(Data excerpts)
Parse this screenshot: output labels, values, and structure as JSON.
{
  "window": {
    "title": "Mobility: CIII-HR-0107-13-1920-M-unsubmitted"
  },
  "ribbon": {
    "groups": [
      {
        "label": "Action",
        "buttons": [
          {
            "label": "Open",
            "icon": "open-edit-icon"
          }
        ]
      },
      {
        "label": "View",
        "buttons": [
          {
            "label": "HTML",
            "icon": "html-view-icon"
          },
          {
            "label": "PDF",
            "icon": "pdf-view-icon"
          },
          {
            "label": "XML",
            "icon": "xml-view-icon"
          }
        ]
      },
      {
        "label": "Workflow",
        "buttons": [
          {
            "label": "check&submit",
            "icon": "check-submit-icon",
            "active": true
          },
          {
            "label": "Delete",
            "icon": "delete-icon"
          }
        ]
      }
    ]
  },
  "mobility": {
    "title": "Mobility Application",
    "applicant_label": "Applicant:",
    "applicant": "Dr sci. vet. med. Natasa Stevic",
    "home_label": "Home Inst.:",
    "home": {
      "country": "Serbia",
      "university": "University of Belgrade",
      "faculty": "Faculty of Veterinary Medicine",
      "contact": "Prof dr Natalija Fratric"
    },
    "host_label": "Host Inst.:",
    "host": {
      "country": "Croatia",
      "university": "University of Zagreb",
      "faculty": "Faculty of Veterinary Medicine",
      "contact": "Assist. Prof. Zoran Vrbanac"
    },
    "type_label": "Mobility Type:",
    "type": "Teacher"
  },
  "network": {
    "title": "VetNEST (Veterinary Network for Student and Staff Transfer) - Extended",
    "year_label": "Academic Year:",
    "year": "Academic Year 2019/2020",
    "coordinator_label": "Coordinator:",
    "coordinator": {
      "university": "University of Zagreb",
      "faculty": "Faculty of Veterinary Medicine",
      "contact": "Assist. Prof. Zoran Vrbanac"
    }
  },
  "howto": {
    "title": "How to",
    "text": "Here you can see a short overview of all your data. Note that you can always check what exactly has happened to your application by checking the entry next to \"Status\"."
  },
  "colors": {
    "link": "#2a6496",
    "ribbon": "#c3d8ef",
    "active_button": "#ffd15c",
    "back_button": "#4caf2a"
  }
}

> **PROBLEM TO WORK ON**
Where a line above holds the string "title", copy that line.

> **TASK OUTPUT**
    "title": "Mobility: CIII-HR-0107-13-1920-M-unsubmitted"
    "title": "Mobility Application",
    "title": "VetNEST (Veterinary Network for Student and Staff Transfer) - Extended",
    "title": "How to",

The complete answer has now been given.